Sedrick Chisom: There’s this elusive quality to the painting. For example, the figure holding a Confederate flag, and the head that is being stepped on by another figure. I don’t want the painting to overdetermine the interpretation. There’s also a sardonic quality for them, it makes you question who is relaying information? What is the position of the voice of the person narrating the title? I’m relaying a history, but there’s a clear point of view or bias and that in itself becomes another content. Who even owns history?
Thinking about world-building again, how did you create this narrative of all of the people of colour leaving the earth? Can we talk about some of the literary influences, because I think of the 1978 novel The Turner Diaries by William Luther Pierce, and George Yancy, who discusses the idea of whiteness functioning as a parasitic condition. In ‘Removing the Mask of Whiteness’, he argues that whiteness is a site of fragility. It is also a site that has a binary structure.
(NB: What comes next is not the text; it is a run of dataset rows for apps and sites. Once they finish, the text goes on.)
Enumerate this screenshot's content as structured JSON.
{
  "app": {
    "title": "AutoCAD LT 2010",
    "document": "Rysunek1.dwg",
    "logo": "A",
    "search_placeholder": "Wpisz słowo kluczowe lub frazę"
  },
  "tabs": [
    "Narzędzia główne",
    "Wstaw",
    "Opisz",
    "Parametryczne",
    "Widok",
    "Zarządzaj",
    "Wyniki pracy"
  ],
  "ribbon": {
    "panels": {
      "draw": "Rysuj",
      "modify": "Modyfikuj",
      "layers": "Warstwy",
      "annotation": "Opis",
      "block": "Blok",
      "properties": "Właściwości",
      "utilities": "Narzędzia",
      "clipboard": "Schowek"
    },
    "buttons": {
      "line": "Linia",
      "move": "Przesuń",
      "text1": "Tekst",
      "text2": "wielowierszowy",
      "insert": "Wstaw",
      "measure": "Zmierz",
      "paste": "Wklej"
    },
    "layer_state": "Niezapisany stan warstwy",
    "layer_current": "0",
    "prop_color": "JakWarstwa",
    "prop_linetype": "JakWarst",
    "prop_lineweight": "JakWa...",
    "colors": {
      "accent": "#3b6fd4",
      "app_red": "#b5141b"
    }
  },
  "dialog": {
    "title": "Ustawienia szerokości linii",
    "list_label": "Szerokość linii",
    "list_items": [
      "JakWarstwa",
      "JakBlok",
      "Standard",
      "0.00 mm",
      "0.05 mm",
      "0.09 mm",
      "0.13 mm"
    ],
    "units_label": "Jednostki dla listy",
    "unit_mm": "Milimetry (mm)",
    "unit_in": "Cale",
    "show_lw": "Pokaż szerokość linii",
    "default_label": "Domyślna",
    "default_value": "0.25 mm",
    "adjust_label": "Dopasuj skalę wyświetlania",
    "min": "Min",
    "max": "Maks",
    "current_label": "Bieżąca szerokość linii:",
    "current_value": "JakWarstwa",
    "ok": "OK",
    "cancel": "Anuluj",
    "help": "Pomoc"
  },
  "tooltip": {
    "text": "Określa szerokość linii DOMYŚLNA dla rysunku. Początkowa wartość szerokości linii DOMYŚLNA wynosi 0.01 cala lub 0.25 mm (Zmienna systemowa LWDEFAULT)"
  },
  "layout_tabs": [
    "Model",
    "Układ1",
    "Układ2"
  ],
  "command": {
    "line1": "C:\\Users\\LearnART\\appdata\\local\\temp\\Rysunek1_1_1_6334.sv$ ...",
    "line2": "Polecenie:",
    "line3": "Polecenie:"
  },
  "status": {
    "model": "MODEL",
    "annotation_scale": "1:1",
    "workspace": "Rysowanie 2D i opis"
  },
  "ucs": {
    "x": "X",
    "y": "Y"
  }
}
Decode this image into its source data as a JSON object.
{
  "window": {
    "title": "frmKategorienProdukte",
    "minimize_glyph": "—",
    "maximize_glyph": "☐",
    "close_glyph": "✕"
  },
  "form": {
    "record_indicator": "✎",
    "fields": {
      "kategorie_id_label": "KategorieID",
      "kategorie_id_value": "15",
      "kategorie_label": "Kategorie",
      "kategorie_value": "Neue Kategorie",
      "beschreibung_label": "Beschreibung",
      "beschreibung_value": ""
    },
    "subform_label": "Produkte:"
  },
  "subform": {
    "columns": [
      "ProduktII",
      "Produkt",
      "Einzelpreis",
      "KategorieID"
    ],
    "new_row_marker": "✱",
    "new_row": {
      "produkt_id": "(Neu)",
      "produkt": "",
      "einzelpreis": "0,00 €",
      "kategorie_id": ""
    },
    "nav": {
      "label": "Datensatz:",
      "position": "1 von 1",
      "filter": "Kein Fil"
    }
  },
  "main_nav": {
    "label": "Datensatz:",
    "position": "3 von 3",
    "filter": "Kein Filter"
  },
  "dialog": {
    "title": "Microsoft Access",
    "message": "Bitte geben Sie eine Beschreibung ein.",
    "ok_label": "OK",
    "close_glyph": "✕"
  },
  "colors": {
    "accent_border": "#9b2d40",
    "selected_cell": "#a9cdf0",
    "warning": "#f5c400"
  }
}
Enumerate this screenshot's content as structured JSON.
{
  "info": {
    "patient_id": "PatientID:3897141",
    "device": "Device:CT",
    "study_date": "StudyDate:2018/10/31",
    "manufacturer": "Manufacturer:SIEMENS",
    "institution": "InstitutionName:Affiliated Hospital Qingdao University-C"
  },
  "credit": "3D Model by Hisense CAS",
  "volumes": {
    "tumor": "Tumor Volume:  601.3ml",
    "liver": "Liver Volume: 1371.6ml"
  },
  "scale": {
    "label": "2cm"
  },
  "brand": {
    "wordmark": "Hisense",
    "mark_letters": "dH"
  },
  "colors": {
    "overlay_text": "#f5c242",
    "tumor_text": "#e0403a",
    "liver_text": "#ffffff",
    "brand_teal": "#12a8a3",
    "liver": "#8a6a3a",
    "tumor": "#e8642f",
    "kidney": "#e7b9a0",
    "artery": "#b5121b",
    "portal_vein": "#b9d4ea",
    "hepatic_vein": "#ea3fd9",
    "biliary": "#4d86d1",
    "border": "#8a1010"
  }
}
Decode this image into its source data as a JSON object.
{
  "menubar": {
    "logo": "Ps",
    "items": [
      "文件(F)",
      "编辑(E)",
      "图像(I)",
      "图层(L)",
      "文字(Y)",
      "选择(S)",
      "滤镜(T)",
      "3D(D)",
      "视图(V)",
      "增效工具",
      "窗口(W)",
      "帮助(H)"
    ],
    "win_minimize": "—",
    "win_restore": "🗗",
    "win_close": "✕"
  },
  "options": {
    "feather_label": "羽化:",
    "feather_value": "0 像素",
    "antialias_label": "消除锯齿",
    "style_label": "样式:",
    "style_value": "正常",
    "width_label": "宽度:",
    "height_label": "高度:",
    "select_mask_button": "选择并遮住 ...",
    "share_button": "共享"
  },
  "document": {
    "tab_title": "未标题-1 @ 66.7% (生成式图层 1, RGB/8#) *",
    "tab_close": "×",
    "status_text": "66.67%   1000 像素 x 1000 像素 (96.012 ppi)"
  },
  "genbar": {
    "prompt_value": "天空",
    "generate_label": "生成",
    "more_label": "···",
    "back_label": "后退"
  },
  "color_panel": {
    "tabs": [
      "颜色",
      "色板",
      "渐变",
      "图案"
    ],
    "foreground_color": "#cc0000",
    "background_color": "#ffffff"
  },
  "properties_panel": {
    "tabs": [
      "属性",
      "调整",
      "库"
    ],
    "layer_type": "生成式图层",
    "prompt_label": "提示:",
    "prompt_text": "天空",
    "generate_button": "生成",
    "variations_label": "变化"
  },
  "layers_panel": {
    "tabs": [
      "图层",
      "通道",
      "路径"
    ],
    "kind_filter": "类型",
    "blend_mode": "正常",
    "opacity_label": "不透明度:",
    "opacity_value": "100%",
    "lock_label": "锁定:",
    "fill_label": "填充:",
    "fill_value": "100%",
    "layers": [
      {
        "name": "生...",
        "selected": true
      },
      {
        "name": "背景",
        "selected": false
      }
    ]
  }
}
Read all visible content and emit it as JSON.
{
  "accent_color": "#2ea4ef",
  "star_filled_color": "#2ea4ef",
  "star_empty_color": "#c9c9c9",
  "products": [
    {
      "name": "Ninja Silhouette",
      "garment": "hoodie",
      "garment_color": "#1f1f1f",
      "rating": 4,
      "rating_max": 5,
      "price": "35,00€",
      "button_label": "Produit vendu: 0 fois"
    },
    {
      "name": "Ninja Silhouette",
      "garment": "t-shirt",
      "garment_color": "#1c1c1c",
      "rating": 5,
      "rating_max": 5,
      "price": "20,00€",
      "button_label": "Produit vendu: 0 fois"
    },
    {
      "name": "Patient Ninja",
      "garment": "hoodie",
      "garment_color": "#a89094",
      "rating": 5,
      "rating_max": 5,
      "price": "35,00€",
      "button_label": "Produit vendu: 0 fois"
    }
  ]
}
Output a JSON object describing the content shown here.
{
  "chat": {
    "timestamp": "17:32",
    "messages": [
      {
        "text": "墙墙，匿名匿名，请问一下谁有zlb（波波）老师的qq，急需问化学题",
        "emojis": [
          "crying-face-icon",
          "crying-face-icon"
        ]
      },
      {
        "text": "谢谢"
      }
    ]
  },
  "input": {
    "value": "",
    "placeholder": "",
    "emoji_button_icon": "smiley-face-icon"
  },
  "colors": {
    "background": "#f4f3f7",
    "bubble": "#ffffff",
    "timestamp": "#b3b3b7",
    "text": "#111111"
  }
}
In other words, the logic of whiteness needs the ‘other’, the Black, the wretched, the damned. So, whiteness has a parasitic relational structure. So I wondered about the idea of a race and the apocalyptic nature of your work – these texts and philosophies seem deep-rooted in the narratives you create.
Sedrick Chisom: Oh, I haven’t read that, but I’ve been on that wavelength. I want to check that out. You know, there’s a book by Nell Irvin Painter called The History of White People, that deconstructs and discusses mythology, beauty standards, slavery in Europe, racial science, and the legal stratification of racial lines in the US. I’m interested in this and the cultural logic of the far right like The Turner Diaries, which basically wants to banish and eradicate difference. It’s really just an instruction manual for the alt-right. Octavia Butler’s Parable of the Sower is a big influence as well as Joseph Conrad’s The Heart of Darkness. Francis Ford Coppola’s Apocalypse Now is interesting regarding these ideas of travel narrative and nurturing adventurism and imperialism. These sources that are often about apocalypse are often about revolutions, or rearranging the order of society.
How do you see your work positions within the themes of the Black Fantastic, and in relation to the other artists in the show?
Sedrick Chisom: Being among the Afrofuturist tradition, I think one of the larger aspects of the practice is mythmaking and storytelling. There’s definitely an overall philosophy visible in this exhibition. I collage cultural references across different histories and different canons of literature, with culture both high and low. I’m also really trying to advocate for the idea that artists of colour or Black artists do not necessarily need to depict Black bodies. Interestingly, I read an Apollo magazine interview with Hew Locke who features in the show, and realised he’s using the same sources as I am – we have the same collection of books. I think there is, across the diaspora, a certain wavelength that Ekow Eshun was able to capture. It’s humbling to take a step back and realise you're part of a larger thing, a larger dialogue. You're not alone in this conversation. That there are Black people across the Diaspora who have been discussing and considering these issues and to see that play out for itself and overlap in different practices has been great.
In the Black Fantastic is at the Hayward Gallery until September 18, 2022